What are your plans for it now?
Shanghai Tang used to be recognised for its style but we want it to be known for its quality now. We would like to reposition the brand and use it to create a link between East and West. Society has become globalised today and I want to give Shanghai Tang a better identity. My son will also be helping me because he is a millennial and he is on the Internet from morning to night, which I’m not. But the world is closer now because of social media – that is the future – so it is going to be an important (part of the rebranding).
How confident are you of succeeding in this current retail climate where physical stores are generally struggling against online ones?

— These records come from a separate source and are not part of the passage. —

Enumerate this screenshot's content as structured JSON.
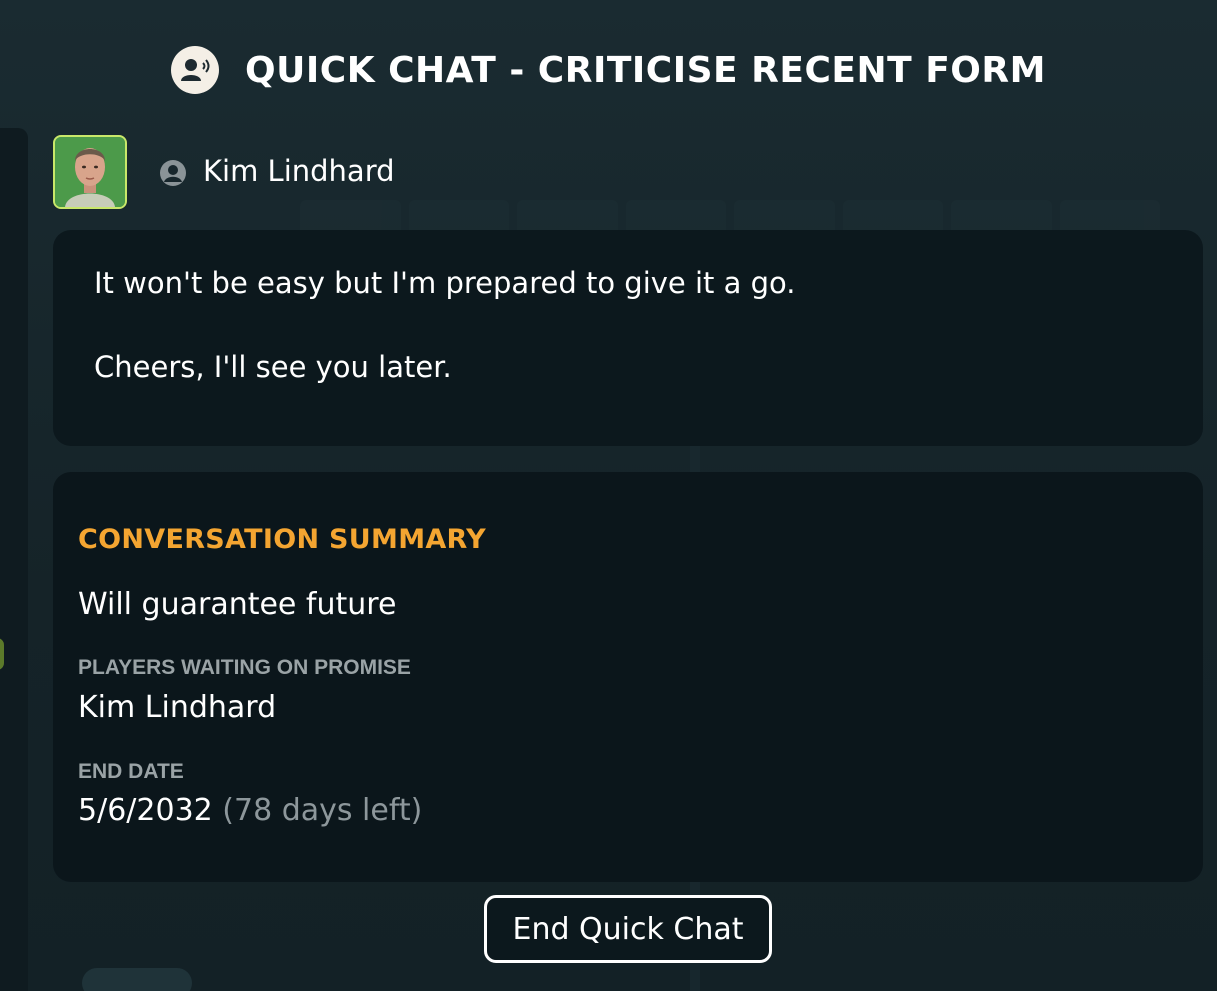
{
  "header": {
    "title": "QUICK CHAT - CRITICISE RECENT FORM",
    "icon": "quick-chat-icon"
  },
  "speaker": {
    "name": "Kim Lindhard",
    "avatar_icon": "player-face",
    "person_icon": "person-icon"
  },
  "message": {
    "lines": [
      "It won't be easy but I'm prepared to give it a go.",
      "Cheers, I'll see you later."
    ]
  },
  "summary": {
    "heading": "CONVERSATION SUMMARY",
    "outcome": "Will guarantee future",
    "players_label": "PLAYERS WAITING ON PROMISE",
    "players_value": "Kim Lindhard",
    "end_date_label": "END DATE",
    "end_date_value": "5/6/2032",
    "days_left": "(78 days left)"
  },
  "actions": {
    "end_label": "End Quick Chat"
  },
  "colors": {
    "background": "#17262c",
    "panel": "#0c181d",
    "accent_heading": "#f4a531",
    "muted_label": "#9aa3a6",
    "avatar_border": "#c9e86a"
  }
}
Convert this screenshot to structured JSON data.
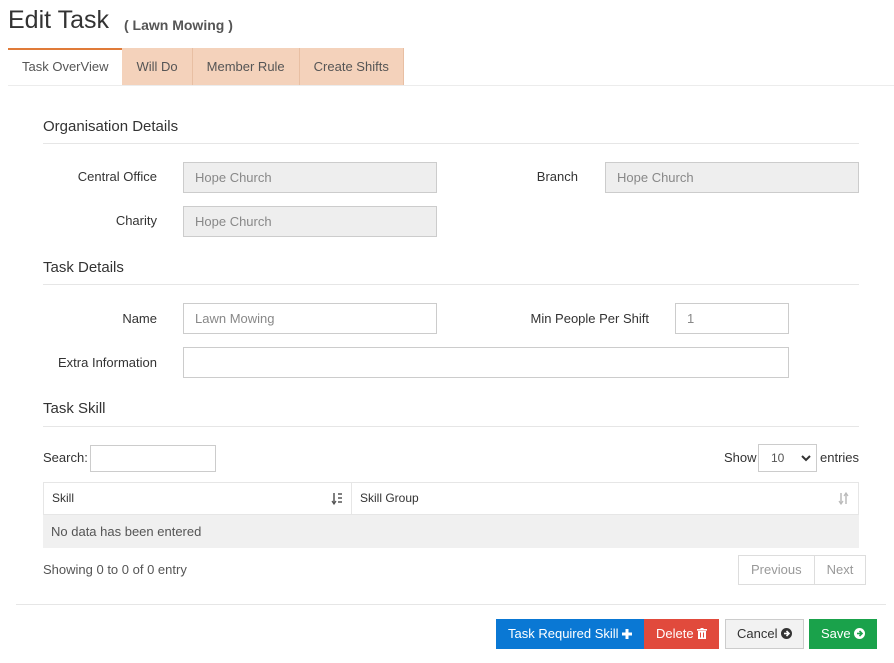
{
  "header": {
    "title": "Edit Task",
    "subtitle": "( Lawn Mowing )"
  },
  "tabs": [
    {
      "label": "Task OverView",
      "active": true
    },
    {
      "label": "Will Do",
      "active": false
    },
    {
      "label": "Member Rule",
      "active": false
    },
    {
      "label": "Create Shifts",
      "active": false
    }
  ],
  "organisation": {
    "title": "Organisation Details",
    "central_office_label": "Central Office",
    "central_office_value": "Hope Church",
    "branch_label": "Branch",
    "branch_value": "Hope Church",
    "charity_label": "Charity",
    "charity_value": "Hope Church"
  },
  "task_details": {
    "title": "Task Details",
    "name_label": "Name",
    "name_value": "Lawn Mowing",
    "min_people_label": "Min People Per Shift",
    "min_people_value": "1",
    "extra_info_label": "Extra Information",
    "extra_info_value": ""
  },
  "task_skill": {
    "title": "Task Skill",
    "search_label": "Search:",
    "show_label": "Show",
    "entries_value": "10",
    "entries_label": "entries",
    "columns": [
      "Skill",
      "Skill Group"
    ],
    "empty_text": "No data has been entered",
    "info_text": "Showing 0 to 0 of 0 entry",
    "prev_label": "Previous",
    "next_label": "Next"
  },
  "actions": {
    "task_required_skill": "Task Required Skill",
    "delete": "Delete",
    "cancel": "Cancel",
    "save": "Save"
  },
  "colors": {
    "tab_inactive": "#f4d2bb",
    "tab_accent": "#e07b39",
    "primary": "#0a78d4",
    "danger": "#e14a3c",
    "success": "#1aa24b"
  }
}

All our cabinets are full of stuff so I’m sure nobody buys anything now out of need – a purchase will be based on emotion and that is a keyword in retail now… The Kardashian sisters put their name on a lousy piece of t-shirt produced in the cheapest factory in Bangladesh but it sells out in ten days – to me, I don’t think that will last very long because it seems too easy. That is about jumping on the right horse at the right time but you can’t get the right horse every day so you need to be prepared… All that is progress and you can’t stop it, but I don’t think the old world is going to die so soon such that retail shops will all close down. There is a certain pleasure in walking into a boutique and touching something before you buy it. It doesn’t mean retail will go back to its old days but there will be room for everybody.
You work in fashion and you collect art. Which is bigger – your wardrobe or art collection?
Art. My wardrobe is nice – it’s very neat, divided by colours, materials – and feels like you are in a shop, but my book collection, marbles, statues and paintings are even more well-kept. Put it this way, several people have seen my wardrobe but very few are invited to my library. For me, art is purely for pleasure and passion.
This story was originally published in The Business Times.